**WHAT NEEDS TO BE DONE**
Every record shown below is to be output exactly.

**Collected data entries**
——————
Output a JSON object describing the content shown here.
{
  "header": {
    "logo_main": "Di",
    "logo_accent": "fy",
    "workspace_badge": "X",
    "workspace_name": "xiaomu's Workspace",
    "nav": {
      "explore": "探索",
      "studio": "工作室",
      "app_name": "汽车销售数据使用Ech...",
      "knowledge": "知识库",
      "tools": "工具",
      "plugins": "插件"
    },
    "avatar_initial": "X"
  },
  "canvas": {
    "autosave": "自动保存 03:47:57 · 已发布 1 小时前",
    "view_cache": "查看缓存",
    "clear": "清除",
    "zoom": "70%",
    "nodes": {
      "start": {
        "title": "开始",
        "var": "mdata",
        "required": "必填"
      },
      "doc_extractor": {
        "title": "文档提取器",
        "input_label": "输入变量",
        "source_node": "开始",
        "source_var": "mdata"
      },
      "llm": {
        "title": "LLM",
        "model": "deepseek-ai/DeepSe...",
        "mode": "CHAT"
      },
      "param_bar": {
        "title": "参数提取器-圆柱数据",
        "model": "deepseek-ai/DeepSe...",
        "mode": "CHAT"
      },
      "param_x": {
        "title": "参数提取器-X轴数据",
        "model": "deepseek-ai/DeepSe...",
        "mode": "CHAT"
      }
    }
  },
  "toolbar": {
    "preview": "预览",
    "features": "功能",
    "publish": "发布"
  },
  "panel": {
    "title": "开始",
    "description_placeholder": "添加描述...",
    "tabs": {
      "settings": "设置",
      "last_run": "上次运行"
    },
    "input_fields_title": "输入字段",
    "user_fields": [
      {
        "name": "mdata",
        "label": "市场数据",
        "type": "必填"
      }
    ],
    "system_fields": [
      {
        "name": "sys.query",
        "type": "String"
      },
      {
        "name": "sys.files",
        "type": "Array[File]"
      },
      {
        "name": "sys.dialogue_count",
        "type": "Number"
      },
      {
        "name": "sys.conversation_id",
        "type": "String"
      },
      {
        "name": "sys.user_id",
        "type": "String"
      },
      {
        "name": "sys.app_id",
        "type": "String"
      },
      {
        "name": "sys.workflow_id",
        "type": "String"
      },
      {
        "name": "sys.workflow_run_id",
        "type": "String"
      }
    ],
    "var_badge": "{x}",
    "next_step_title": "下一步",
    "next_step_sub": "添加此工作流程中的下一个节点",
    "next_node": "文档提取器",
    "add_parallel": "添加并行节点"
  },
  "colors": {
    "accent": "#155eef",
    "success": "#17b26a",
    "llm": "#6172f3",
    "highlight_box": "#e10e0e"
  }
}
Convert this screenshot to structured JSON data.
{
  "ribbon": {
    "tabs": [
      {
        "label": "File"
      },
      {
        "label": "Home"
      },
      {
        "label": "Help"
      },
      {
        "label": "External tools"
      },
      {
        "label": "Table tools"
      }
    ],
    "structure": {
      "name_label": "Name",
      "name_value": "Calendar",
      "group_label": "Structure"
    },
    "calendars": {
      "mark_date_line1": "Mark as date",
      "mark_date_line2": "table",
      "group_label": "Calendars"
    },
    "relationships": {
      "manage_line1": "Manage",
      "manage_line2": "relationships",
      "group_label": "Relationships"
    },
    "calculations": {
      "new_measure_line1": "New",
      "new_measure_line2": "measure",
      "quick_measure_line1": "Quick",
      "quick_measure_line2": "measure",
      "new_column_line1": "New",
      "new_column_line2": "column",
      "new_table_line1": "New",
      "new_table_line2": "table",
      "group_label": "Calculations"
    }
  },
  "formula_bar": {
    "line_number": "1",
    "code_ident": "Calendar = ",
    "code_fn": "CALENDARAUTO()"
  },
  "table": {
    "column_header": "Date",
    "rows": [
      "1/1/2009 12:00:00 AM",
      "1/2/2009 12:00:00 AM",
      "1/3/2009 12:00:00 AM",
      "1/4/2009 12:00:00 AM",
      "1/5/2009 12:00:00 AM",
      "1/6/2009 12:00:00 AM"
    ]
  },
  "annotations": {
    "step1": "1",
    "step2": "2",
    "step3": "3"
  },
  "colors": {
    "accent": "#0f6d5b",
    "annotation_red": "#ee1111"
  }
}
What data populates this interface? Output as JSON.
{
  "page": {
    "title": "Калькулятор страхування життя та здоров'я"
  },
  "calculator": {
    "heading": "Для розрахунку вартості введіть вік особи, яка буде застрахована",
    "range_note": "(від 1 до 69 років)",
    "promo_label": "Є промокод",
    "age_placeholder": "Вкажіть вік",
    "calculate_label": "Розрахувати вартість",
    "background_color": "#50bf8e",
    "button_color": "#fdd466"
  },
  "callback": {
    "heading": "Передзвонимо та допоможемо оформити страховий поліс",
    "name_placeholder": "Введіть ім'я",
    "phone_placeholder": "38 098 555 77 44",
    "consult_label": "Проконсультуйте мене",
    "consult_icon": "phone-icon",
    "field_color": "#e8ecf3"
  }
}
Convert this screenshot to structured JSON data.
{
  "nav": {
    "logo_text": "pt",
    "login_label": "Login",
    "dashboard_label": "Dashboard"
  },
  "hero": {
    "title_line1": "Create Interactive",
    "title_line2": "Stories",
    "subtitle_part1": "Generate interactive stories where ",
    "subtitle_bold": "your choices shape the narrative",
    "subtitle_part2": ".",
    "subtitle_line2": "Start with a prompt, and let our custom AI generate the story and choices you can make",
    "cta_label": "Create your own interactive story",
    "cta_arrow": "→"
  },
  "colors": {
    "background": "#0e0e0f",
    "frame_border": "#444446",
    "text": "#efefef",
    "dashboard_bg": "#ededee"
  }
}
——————
**TASK RESPONSE**
Output a JSON object describing the content shown here.
{
  "header": {
    "logo_main": "Di",
    "logo_accent": "fy",
    "workspace_badge": "X",
    "workspace_name": "xiaomu's Workspace",
    "nav": {
      "explore": "探索",
      "studio": "工作室",
      "app_name": "汽车销售数据使用Ech...",
      "knowledge": "知识库",
      "tools": "工具",
      "plugins": "插件"
    },
    "avatar_initial": "X"
  },
  "canvas": {
    "autosave": "自动保存 03:47:57 · 已发布 1 小时前",
    "view_cache": "查看缓存",
    "clear": "清除",
    "zoom": "70%",
    "nodes": {
      "start": {
        "title": "开始",
        "var": "mdata",
        "required": "必填"
      },
      "doc_extractor": {
        "title": "文档提取器",
        "input_label": "输入变量",
        "source_node": "开始",
        "source_var": "mdata"
      },
      "llm": {
        "title": "LLM",
        "model": "deepseek-ai/DeepSe...",
        "mode": "CHAT"
      },
      "param_bar": {
        "title": "参数提取器-圆柱数据",
        "model": "deepseek-ai/DeepSe...",
        "mode": "CHAT"
      },
      "param_x": {
        "title": "参数提取器-X轴数据",
        "model": "deepseek-ai/DeepSe...",
        "mode": "CHAT"
      }
    }
  },
  "toolbar": {
    "preview": "预览",
    "features": "功能",
    "publish": "发布"
  },
  "panel": {
    "title": "开始",
    "description_placeholder": "添加描述...",
    "tabs": {
      "settings": "设置",
      "last_run": "上次运行"
    },
    "input_fields_title": "输入字段",
    "user_fields": [
      {
        "name": "mdata",
        "label": "市场数据",
        "type": "必填"
      }
    ],
    "system_fields": [
      {
        "name": "sys.query",
        "type": "String"
      },
      {
        "name": "sys.files",
        "type": "Array[File]"
      },
      {
        "name": "sys.dialogue_count",
        "type": "Number"
      },
      {
        "name": "sys.conversation_id",
        "type": "String"
      },
      {
        "name": "sys.user_id",
        "type": "String"
      },
      {
        "name": "sys.app_id",
        "type": "String"
      },
      {
        "name": "sys.workflow_id",
        "type": "String"
      },
      {
        "name": "sys.workflow_run_id",
        "type": "String"
      }
    ],
    "var_badge": "{x}",
    "next_step_title": "下一步",
    "next_step_sub": "添加此工作流程中的下一个节点",
    "next_node": "文档提取器",
    "add_parallel": "添加并行节点"
  },
  "colors": {
    "accent": "#155eef",
    "success": "#17b26a",
    "llm": "#6172f3",
    "highlight_box": "#e10e0e"
  }
}
Convert this screenshot to structured JSON data.
{
  "ribbon": {
    "tabs": [
      {
        "label": "File"
      },
      {
        "label": "Home"
      },
      {
        "label": "Help"
      },
      {
        "label": "External tools"
      },
      {
        "label": "Table tools"
      }
    ],
    "structure": {
      "name_label": "Name",
      "name_value": "Calendar",
      "group_label": "Structure"
    },
    "calendars": {
      "mark_date_line1": "Mark as date",
      "mark_date_line2": "table",
      "group_label": "Calendars"
    },
    "relationships": {
      "manage_line1": "Manage",
      "manage_line2": "relationships",
      "group_label": "Relationships"
    },
    "calculations": {
      "new_measure_line1": "New",
      "new_measure_line2": "measure",
      "quick_measure_line1": "Quick",
      "quick_measure_line2": "measure",
      "new_column_line1": "New",
      "new_column_line2": "column",
      "new_table_line1": "New",
      "new_table_line2": "table",
      "group_label": "Calculations"
    }
  },
  "formula_bar": {
    "line_number": "1",
    "code_ident": "Calendar = ",
    "code_fn": "CALENDARAUTO()"
  },
  "table": {
    "column_header": "Date",
    "rows": [
      "1/1/2009 12:00:00 AM",
      "1/2/2009 12:00:00 AM",
      "1/3/2009 12:00:00 AM",
      "1/4/2009 12:00:00 AM",
      "1/5/2009 12:00:00 AM",
      "1/6/2009 12:00:00 AM"
    ]
  },
  "annotations": {
    "step1": "1",
    "step2": "2",
    "step3": "3"
  },
  "colors": {
    "accent": "#0f6d5b",
    "annotation_red": "#ee1111"
  }
}
What data populates this interface? Output as JSON.
{
  "page": {
    "title": "Калькулятор страхування життя та здоров'я"
  },
  "calculator": {
    "heading": "Для розрахунку вартості введіть вік особи, яка буде застрахована",
    "range_note": "(від 1 до 69 років)",
    "promo_label": "Є промокод",
    "age_placeholder": "Вкажіть вік",
    "calculate_label": "Розрахувати вартість",
    "background_color": "#50bf8e",
    "button_color": "#fdd466"
  },
  "callback": {
    "heading": "Передзвонимо та допоможемо оформити страховий поліс",
    "name_placeholder": "Введіть ім'я",
    "phone_placeholder": "38 098 555 77 44",
    "consult_label": "Проконсультуйте мене",
    "consult_icon": "phone-icon",
    "field_color": "#e8ecf3"
  }
}
Convert this screenshot to structured JSON data.
{
  "nav": {
    "logo_text": "pt",
    "login_label": "Login",
    "dashboard_label": "Dashboard"
  },
  "hero": {
    "title_line1": "Create Interactive",
    "title_line2": "Stories",
    "subtitle_part1": "Generate interactive stories where ",
    "subtitle_bold": "your choices shape the narrative",
    "subtitle_part2": ".",
    "subtitle_line2": "Start with a prompt, and let our custom AI generate the story and choices you can make",
    "cta_label": "Create your own interactive story",
    "cta_arrow": "→"
  },
  "colors": {
    "background": "#0e0e0f",
    "frame_border": "#444446",
    "text": "#efefef",
    "dashboard_bg": "#ededee"
  }
}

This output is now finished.